Work through the data below and copy out every line where "analytics" is found.
──────── Available data
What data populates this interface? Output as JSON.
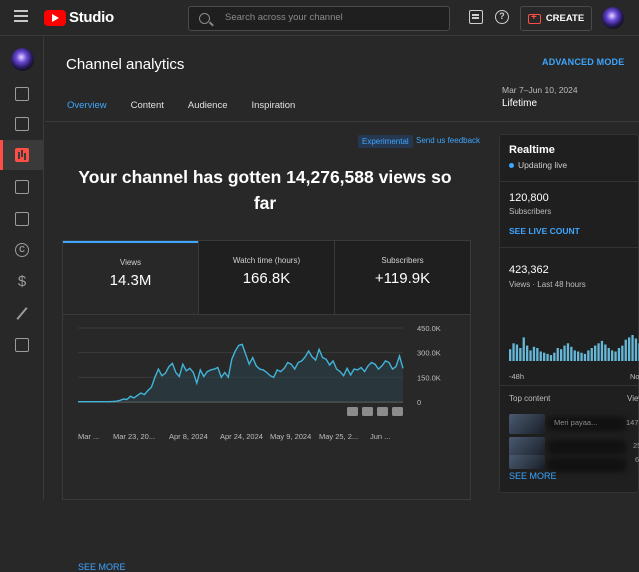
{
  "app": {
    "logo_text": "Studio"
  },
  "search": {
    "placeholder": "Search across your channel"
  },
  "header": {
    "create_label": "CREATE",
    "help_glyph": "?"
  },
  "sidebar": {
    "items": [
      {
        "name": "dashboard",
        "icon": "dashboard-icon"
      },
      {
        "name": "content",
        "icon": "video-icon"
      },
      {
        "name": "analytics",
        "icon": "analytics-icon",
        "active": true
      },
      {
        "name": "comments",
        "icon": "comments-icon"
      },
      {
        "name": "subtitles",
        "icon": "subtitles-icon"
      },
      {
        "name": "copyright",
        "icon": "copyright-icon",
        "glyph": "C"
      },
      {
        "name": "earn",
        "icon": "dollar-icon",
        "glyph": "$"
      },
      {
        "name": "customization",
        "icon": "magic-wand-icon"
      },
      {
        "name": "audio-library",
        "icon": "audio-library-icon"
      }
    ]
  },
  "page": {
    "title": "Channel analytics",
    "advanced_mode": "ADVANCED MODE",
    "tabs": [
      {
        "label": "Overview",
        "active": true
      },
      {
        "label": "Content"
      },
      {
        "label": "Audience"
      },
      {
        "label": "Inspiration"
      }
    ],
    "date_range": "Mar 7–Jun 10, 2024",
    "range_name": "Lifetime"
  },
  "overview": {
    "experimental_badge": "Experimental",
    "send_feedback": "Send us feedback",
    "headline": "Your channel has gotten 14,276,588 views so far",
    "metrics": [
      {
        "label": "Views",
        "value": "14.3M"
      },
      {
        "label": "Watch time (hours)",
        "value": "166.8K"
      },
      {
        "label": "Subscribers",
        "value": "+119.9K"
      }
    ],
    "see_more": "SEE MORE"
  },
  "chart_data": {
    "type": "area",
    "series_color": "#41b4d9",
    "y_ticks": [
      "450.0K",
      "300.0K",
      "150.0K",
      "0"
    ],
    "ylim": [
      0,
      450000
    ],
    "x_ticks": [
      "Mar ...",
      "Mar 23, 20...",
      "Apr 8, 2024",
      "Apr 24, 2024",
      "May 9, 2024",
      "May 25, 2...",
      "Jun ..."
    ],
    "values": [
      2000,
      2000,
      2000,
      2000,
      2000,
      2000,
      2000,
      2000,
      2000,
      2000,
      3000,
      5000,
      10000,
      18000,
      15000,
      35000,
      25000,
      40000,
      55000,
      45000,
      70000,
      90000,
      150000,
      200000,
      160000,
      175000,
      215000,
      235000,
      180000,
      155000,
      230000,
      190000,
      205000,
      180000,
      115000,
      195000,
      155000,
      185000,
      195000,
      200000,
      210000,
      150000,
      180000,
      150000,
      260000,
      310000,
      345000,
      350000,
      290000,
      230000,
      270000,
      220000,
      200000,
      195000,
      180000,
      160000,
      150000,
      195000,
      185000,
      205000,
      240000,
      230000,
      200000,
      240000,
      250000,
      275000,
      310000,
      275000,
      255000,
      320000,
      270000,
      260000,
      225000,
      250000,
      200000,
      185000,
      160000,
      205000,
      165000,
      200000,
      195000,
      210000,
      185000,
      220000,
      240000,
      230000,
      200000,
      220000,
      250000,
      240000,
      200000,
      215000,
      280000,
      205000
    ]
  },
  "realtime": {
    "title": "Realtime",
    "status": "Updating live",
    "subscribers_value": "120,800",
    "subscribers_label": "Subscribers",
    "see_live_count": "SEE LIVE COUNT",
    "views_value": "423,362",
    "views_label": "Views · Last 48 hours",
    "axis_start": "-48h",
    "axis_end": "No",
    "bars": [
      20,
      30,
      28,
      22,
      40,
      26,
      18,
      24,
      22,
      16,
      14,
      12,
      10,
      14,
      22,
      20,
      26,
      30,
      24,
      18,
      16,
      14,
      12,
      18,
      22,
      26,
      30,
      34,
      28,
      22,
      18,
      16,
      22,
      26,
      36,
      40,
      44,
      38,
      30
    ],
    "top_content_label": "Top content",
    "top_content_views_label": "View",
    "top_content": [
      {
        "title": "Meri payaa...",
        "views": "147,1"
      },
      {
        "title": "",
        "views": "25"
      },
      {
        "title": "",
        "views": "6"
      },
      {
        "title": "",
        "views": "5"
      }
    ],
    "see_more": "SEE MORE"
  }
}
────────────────
* **Completed task**:
        "name": "analytics",
        "icon": "analytics-icon",
    "title": "Channel analytics",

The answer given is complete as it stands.